Course Hero. "War and Peace Study Guide." Course Hero. 29 Sep. 2016. Web. 15 Dec. 2018. <https://www.coursehero.com/lit/War-and-Peace/>.
Course Hero. (2016, September 29). War and Peace Study Guide. In Course Hero. Retrieved December 15, 2018, from https://www.coursehero.com/lit/War-and-Peace/
(Course Hero, 2016)
Course Hero. "War and Peace Study Guide." September 29, 2016. Accessed December 15, 2018. https://www.coursehero.com/lit/War-and-Peace/.
Course Hero, "War and Peace Study Guide," September 29, 2016, accessed December 15, 2018, https://www.coursehero.com/lit/War-and-Peace/.
General Kutuzov has ordered Prince Andrei to report to headquarters (Chapter 15). Kutuzov and Andrei talk about Prince Nikolai's passing, and the general says he'd like Andrei to serve again as his adjutant (Chapter 16). Andrei respectfully declines, saying he would rather stay in the field with his men. When the two men discuss the retreat, Andrei asks the general if the troops won't have to accept battle. Kutuzov responds, "We'll have to if everybody wants it ... And yet ... there's nothing stronger than those two warriors, patience and time."

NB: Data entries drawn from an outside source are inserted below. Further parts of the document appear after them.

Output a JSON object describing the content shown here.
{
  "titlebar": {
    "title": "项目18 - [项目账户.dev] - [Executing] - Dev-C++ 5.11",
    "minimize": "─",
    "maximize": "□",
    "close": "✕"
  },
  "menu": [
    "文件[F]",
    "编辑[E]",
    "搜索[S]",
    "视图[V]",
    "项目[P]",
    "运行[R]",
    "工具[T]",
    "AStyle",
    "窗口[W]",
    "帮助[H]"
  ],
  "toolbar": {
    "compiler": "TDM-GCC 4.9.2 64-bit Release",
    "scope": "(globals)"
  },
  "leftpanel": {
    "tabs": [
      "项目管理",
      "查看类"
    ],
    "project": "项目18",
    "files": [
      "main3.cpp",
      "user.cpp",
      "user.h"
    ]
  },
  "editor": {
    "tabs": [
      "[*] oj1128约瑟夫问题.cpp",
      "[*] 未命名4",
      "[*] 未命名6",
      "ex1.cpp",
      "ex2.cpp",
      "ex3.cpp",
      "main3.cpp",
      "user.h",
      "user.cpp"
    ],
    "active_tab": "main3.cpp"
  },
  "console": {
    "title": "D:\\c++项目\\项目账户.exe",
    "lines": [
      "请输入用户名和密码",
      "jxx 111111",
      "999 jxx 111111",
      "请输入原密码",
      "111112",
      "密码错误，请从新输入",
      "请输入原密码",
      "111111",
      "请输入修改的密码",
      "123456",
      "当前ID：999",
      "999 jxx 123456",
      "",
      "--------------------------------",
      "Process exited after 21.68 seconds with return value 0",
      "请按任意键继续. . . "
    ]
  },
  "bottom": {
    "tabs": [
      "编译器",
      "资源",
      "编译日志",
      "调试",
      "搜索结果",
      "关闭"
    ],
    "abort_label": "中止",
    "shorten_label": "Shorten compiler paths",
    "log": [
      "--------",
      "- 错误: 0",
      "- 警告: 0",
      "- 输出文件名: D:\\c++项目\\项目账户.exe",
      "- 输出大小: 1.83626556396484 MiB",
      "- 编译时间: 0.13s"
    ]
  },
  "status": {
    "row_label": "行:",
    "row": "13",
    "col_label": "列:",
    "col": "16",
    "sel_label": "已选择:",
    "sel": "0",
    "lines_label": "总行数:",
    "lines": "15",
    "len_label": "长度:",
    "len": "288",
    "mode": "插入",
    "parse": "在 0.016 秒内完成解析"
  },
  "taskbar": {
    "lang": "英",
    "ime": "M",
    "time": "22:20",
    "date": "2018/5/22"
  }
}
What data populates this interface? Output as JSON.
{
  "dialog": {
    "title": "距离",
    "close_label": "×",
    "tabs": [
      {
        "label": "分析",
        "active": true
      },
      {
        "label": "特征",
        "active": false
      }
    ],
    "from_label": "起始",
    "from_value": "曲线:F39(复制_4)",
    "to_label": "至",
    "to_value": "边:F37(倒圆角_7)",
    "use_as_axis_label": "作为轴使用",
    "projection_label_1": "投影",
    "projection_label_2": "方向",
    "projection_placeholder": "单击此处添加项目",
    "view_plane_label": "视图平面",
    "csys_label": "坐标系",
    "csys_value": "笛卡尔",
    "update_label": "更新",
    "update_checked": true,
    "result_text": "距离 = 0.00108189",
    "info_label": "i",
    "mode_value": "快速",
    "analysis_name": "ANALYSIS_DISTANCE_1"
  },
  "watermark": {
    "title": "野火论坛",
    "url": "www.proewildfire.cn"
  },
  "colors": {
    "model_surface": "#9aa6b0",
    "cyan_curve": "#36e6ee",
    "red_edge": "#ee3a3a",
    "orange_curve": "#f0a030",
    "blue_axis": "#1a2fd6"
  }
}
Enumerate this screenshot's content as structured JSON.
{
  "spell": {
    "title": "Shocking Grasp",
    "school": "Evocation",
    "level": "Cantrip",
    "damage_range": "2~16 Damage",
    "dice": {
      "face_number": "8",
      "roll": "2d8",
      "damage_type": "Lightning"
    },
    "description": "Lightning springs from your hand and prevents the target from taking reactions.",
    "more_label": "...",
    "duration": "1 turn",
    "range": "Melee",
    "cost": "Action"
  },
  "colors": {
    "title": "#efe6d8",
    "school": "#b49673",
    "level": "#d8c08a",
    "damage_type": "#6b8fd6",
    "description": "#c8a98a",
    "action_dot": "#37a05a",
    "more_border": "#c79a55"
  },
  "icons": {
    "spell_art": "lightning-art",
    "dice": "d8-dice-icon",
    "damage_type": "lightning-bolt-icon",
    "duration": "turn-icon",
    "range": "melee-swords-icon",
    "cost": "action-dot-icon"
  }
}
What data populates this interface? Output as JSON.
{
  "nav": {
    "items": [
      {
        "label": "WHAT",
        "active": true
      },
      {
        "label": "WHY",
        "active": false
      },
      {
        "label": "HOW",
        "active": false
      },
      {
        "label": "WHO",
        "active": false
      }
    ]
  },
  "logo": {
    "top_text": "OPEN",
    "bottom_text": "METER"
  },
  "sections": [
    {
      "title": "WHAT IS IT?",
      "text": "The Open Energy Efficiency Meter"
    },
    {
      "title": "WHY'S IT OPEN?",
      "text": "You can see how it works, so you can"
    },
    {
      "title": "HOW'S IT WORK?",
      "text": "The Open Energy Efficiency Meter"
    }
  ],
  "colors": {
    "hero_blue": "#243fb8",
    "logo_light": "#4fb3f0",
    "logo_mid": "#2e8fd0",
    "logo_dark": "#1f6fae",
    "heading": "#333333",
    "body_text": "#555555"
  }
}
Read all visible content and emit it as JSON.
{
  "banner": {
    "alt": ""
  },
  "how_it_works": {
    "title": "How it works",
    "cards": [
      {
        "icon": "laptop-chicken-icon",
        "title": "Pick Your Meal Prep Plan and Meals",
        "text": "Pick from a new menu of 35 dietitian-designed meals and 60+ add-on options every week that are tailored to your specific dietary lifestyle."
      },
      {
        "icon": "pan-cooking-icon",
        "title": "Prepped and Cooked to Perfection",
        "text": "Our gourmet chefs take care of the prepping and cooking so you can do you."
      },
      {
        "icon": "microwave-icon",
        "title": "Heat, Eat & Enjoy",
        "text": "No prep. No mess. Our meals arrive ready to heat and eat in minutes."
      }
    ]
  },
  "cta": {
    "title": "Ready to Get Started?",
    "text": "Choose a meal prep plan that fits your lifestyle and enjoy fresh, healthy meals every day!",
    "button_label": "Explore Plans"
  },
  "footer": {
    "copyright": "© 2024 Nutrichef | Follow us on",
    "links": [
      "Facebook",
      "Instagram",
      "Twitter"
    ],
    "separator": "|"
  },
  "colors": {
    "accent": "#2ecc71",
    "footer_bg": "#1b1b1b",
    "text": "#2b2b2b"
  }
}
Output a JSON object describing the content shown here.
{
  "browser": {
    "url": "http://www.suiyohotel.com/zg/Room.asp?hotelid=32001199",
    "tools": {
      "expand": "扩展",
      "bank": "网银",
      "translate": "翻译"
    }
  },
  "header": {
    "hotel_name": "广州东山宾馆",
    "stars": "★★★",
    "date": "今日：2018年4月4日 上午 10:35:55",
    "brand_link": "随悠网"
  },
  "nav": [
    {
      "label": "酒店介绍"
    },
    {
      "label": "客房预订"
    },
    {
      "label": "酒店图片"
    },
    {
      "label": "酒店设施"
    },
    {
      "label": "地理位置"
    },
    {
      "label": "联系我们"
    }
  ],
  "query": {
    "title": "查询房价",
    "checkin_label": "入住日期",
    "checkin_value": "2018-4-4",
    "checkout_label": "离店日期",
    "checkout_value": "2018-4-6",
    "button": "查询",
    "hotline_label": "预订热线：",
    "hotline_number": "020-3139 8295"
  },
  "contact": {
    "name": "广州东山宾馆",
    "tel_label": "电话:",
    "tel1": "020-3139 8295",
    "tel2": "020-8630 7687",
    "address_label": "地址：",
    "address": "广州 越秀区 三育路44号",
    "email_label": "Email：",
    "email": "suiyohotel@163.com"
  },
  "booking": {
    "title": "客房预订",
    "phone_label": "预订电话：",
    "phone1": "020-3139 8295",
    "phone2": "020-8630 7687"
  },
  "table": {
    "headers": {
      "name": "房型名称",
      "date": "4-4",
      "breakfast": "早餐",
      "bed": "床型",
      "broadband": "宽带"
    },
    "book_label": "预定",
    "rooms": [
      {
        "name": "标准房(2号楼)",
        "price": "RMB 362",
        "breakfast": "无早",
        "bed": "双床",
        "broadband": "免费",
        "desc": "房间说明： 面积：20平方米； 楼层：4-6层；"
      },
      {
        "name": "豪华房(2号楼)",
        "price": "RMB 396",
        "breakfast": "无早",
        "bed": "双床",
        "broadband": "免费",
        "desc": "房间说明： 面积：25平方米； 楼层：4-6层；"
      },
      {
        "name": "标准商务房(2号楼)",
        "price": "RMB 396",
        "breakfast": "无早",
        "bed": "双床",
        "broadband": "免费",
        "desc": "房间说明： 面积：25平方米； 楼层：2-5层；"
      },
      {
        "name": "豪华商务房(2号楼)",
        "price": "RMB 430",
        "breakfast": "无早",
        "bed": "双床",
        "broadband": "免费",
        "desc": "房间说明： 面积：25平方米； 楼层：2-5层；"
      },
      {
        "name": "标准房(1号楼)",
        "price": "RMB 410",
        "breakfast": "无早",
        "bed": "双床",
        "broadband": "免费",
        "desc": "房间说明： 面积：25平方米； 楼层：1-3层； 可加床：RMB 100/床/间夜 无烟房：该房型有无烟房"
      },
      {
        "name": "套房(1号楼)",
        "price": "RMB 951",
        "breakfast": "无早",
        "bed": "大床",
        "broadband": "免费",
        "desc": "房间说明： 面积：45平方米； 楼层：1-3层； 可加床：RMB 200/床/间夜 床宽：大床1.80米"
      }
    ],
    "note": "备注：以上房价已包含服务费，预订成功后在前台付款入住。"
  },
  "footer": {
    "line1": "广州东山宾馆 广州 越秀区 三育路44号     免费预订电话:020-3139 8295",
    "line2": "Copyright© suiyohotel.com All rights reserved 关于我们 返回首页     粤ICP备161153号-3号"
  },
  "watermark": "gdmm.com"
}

As the French get closer to Moscow, the military governor of the city, Rastopchin, issues briefs to the populace in the form of posters, which actually contain no reliable information (Chapter 17). People are beginning to leave the city. At a farewell dinner party at Julie Drubetskoy's, the hostess asks Pierre why the Rostovs haven't left for the country. She makes a snide remark about how easily some people "get over things," and Pierre quickly shuts down this conversation thread alluding to Natasha. He says the Rostovs are waiting to see Petya, who has been transferred to Pierre's regiment. Julie tells Pierre she's seen Marya and speaks with jocularity about the encounter between Marya and Nikolai Rostov, calling it a "romance." When Pierre gets home, he looks at Rastopchin's propaganda posters, trying to discern the truth underneath the lies so he can figure out what to do (Chapter 18). He gives the order for the members of his household to leave for Petersburg, gives his steward permission to sell one of the estates to finance his regiment, and decides to join the troops stationed in Mozhaisk, not far from Moscow. He feels the great happiness that at times accompanies self–sacrifice.
Kutuzov has fond feelings for Andrei that began with his friendship with Andrei's father and grew as he witnessed the young man's intelligence and bravery in the Russians' last encounter with the French. However he respects his decision to stay with his regiment, since he needs good men in the field. Kutuzov is being urged on all sides to prepare for an engagement with the French, but his strategy is to conserve his troops and use time and circumstance to his advantage.
In Moscow things are becoming chaotic, and since the governor wants people to stay in the city, he tells them that Napoleon will never reach Moscow, which is clearly untrue. Julie Drubetskoy, the former Julie Karagin and Marya's so-called best friend, is revealed to be a shallow and catty woman. First she brings up the Rostovs, alluding to Natasha's aborted elopement and her break with Prince Andrei, implying that Natasha is shallow and frivolous. Pierre shuts her down for that reason, but mostly because he continues to use "plausible deniability" to protect Natasha's reputation. Julie also makes a snide remark about Marya. No doubt Marya confided in her friend about what happened at Bogucharovo and perhaps told Julie she had an attraction to Nikolai; now Julie is turning that information into a conversation tidbit at her farewell party.
The reader must now realize that Julie was never a true friend to Marya and, like Mlle Bourienne, had little respect for her. Marya has alienated Natasha, the one person in the novel with whom she might have had a genuine friendship. Just as Anna Mikhailovna (the mother of Boris) distanced herself from the Rostovs once her son began to rise in the social world and advance in his career, so Julie has distanced herself from Marya now that she is rich and married. Marya's fair-weather friends are an all-too-common experience for girls and women, especially when society values the bonds between men and men and between men and women but not between women and women. Such is the case in the patriarchal society of War and Peace. Sonya and Natasha have a sisterly bond, but it diminishes after Natasha gets married and Sonya stays behind in Nikolai's household. Natasha and Marya will eventually bond, connected by their love for the same man.
Pierre has yet to find his role in the new war. Although he has donated a lot of money to the war effort—by equipping a regiment—he still feels the need to do more. Thus once his household evacuates, he decides to go to the army, although he is not entirely certain what he will do once he gets there. He is still waiting for a breakthrough of some kind, and the war offers the possibility, not only of a change of venue but a change of perspective.